INPUT FOR THIS TASK:
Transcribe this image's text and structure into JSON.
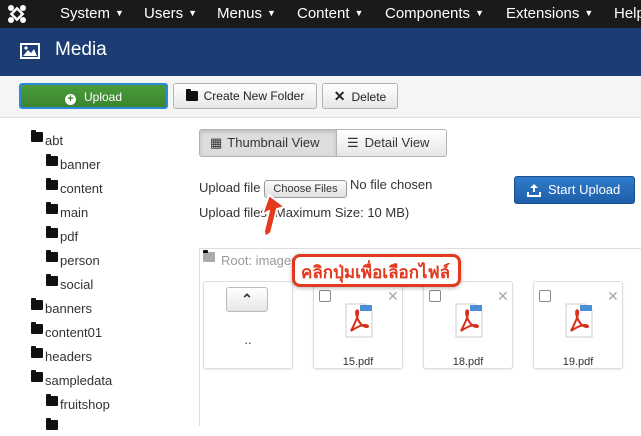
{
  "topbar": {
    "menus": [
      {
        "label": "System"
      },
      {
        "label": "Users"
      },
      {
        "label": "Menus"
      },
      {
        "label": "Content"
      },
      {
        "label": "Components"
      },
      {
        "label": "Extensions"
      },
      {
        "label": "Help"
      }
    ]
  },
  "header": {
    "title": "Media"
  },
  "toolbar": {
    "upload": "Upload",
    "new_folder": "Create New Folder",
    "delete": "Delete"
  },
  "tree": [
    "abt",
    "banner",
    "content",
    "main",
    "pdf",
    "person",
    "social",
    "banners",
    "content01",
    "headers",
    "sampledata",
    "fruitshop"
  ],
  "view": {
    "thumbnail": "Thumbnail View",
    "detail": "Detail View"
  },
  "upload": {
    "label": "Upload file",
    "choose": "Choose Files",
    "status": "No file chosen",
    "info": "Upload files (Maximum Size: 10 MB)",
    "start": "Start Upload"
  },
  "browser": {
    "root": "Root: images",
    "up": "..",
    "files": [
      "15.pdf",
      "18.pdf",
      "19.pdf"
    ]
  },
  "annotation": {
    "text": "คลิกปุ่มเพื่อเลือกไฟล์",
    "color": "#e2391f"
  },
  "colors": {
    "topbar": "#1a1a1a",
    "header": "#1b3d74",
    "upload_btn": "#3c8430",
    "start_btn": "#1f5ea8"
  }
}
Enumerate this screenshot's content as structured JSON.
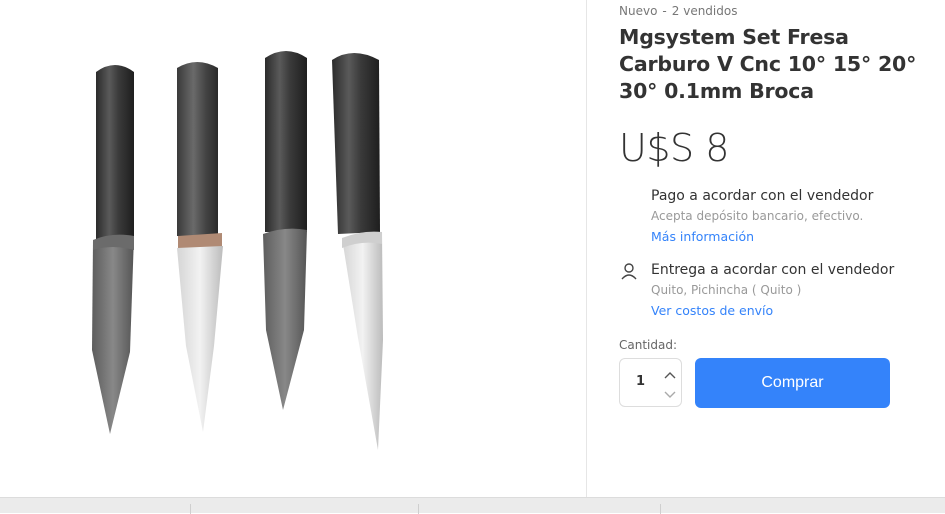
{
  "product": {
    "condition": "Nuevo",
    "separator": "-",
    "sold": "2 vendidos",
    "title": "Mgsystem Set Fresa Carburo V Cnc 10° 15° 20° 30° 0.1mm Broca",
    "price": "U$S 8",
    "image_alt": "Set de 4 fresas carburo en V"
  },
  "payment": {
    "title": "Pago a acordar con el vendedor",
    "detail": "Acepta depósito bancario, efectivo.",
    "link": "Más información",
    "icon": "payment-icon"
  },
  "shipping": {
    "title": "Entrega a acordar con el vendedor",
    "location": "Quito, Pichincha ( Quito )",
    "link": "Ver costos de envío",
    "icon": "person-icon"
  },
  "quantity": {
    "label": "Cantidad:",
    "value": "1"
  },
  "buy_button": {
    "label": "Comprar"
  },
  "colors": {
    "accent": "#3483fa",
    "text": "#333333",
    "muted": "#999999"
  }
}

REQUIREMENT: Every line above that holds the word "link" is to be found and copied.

TASK RESPONSE:
    "link": "Más información",
    "link": "Ver costos de envío",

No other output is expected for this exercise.